Entries provided >>
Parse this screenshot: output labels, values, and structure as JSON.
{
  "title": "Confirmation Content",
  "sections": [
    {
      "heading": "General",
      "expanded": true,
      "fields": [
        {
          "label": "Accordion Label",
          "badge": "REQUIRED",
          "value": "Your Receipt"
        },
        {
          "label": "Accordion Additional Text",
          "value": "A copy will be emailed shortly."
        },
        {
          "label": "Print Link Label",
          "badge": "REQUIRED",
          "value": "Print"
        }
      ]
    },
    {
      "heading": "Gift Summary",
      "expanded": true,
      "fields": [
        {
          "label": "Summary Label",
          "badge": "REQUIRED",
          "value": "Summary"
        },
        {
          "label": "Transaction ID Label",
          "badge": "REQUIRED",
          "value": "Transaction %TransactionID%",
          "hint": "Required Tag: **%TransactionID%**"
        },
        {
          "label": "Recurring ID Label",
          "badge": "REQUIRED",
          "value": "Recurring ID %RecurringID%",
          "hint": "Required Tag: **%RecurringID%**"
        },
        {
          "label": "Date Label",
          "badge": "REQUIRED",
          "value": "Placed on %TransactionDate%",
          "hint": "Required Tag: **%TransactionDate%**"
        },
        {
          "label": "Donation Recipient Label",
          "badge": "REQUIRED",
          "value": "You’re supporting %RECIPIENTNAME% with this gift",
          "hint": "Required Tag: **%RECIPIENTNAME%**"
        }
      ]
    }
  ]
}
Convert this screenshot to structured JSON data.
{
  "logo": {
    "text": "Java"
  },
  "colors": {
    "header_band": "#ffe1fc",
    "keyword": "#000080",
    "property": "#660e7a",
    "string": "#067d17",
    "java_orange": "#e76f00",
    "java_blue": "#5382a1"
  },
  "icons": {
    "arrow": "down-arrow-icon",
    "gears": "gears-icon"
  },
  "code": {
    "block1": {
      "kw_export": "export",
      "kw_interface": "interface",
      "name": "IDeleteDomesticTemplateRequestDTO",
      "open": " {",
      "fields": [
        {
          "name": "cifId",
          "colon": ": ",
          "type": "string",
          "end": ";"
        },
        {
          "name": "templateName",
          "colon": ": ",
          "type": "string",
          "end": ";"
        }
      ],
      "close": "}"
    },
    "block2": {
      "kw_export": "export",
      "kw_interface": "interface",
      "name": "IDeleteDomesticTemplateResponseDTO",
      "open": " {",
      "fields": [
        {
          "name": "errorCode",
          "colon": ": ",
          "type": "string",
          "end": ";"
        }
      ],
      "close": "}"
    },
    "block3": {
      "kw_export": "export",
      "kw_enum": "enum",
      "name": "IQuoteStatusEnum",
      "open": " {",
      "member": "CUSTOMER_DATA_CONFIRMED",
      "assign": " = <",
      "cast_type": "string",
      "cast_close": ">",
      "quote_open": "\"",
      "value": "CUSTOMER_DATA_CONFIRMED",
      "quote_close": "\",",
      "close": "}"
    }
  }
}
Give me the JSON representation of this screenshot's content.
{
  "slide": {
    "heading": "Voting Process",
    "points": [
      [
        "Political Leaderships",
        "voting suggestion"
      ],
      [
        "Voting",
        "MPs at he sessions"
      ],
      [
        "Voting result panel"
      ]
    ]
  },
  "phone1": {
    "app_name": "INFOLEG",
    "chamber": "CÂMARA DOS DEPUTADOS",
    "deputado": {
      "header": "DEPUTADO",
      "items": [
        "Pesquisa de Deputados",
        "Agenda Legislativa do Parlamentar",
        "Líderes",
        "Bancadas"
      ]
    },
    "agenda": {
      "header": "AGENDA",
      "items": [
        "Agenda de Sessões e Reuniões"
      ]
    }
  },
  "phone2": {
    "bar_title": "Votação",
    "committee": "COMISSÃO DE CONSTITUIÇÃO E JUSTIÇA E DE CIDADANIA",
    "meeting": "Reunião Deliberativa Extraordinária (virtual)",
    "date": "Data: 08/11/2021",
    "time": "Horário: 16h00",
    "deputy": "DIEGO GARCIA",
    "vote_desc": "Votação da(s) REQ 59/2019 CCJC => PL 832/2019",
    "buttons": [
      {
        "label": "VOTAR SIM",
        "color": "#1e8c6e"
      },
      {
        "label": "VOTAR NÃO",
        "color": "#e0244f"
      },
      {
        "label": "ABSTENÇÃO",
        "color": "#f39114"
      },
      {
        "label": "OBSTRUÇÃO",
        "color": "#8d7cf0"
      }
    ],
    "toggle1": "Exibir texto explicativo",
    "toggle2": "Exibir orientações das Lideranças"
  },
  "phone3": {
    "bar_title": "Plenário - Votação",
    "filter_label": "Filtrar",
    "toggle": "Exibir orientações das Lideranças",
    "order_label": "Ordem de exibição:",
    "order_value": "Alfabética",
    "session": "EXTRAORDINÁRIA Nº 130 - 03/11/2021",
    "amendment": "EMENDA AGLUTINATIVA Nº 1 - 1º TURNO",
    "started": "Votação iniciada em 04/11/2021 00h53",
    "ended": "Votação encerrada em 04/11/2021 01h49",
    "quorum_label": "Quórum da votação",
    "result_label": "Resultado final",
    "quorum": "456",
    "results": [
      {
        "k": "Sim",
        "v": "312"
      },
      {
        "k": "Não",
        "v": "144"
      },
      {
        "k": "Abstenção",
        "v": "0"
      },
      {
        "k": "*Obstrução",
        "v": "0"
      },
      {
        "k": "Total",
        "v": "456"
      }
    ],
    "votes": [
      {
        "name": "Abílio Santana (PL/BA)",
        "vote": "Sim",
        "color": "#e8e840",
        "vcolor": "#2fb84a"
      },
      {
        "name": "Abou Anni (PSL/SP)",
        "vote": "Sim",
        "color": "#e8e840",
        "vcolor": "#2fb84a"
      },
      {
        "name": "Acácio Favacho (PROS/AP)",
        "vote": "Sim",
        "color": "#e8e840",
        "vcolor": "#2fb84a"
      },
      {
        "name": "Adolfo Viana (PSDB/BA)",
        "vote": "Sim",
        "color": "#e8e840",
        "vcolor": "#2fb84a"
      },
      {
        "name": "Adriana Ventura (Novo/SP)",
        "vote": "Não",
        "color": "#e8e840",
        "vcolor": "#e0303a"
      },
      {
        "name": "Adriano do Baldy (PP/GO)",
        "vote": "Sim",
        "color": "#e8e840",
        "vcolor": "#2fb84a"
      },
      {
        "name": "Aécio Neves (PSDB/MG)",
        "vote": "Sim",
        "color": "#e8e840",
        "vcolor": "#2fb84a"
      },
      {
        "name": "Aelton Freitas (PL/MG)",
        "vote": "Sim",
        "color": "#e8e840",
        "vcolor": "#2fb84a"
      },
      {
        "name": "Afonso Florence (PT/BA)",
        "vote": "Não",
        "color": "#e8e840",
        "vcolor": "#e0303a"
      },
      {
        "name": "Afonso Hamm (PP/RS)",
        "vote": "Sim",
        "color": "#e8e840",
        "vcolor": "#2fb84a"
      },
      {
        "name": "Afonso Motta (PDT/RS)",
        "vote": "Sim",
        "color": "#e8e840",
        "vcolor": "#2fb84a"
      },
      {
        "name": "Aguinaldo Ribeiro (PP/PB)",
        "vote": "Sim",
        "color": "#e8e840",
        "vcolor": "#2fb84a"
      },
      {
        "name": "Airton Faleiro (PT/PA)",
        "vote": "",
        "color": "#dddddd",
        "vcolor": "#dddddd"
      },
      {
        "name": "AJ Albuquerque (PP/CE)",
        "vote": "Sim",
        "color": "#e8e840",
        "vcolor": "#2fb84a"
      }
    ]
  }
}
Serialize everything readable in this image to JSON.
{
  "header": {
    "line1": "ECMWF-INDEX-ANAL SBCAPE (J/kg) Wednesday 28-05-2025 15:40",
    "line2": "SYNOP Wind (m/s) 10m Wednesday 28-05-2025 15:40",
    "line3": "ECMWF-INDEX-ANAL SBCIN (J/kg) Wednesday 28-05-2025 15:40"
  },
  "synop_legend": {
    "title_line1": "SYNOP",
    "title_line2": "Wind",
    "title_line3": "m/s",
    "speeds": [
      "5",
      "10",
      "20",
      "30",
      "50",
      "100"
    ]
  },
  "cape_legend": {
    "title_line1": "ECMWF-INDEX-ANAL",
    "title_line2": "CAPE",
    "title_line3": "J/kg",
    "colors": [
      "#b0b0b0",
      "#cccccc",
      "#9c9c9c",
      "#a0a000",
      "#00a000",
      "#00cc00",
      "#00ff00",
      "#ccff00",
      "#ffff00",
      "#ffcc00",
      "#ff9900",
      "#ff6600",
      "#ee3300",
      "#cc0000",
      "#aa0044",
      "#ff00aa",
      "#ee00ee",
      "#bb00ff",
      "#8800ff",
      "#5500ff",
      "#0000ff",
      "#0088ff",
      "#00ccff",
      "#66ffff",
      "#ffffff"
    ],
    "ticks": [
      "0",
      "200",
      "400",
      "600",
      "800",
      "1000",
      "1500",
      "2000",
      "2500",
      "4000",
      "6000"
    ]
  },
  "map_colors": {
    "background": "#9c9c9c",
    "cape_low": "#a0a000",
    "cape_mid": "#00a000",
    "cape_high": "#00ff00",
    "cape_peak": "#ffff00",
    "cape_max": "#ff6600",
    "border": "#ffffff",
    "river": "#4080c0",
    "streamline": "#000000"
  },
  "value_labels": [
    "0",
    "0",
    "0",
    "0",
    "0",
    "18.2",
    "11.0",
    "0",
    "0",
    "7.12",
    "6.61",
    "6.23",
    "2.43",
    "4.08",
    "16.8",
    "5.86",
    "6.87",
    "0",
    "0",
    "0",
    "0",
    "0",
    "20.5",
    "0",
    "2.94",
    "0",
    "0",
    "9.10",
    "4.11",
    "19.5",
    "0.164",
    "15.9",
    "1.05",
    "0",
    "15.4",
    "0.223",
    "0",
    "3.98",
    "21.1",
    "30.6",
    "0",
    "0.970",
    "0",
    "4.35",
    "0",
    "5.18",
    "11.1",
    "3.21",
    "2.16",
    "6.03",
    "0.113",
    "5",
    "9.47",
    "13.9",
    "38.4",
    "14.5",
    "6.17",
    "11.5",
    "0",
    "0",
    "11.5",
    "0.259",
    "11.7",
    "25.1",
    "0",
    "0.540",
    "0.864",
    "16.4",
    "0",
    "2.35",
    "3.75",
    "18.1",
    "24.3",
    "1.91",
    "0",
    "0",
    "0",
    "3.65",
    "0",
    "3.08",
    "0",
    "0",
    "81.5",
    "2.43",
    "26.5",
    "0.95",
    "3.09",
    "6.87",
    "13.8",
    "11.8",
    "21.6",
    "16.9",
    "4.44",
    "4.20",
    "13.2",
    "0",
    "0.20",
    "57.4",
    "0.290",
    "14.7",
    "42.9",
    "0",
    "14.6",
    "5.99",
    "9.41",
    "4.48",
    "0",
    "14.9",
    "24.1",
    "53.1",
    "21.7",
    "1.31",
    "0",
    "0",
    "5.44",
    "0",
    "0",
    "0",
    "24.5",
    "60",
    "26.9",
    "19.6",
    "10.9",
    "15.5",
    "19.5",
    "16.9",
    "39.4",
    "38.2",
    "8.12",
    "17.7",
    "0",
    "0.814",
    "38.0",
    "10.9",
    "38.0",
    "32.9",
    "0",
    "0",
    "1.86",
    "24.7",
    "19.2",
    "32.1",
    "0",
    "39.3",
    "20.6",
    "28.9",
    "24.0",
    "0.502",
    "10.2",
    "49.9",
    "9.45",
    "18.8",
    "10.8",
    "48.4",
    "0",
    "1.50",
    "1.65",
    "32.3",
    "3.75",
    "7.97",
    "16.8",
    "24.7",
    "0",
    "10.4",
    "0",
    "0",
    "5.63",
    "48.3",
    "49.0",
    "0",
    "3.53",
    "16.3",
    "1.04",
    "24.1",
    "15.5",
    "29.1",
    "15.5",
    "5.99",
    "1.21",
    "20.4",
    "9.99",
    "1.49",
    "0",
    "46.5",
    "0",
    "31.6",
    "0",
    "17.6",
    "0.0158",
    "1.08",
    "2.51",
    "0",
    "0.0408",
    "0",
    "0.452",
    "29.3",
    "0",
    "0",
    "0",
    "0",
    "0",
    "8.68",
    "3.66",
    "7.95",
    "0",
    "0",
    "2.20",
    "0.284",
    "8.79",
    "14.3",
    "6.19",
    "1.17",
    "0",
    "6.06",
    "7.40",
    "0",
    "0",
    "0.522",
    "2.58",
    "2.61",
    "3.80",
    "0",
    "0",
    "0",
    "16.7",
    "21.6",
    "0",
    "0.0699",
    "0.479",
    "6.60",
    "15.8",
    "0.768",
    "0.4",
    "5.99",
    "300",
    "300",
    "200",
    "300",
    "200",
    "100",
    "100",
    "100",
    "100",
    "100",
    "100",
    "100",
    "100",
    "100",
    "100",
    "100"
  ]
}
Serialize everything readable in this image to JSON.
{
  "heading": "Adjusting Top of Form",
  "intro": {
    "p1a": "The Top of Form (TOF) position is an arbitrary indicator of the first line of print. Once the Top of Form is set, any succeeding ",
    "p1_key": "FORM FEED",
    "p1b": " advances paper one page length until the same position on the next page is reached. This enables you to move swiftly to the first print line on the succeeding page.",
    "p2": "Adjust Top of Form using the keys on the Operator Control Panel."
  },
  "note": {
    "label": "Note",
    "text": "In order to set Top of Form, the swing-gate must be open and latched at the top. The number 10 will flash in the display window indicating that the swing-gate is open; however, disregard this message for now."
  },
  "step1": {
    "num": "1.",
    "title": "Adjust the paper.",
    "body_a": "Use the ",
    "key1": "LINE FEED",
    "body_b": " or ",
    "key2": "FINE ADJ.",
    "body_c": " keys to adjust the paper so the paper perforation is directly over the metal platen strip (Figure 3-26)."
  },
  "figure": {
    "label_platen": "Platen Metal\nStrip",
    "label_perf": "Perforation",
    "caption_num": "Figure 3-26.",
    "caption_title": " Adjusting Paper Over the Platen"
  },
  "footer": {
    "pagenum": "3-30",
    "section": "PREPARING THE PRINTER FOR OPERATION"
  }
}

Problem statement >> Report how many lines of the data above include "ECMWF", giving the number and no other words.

Final answer >> 3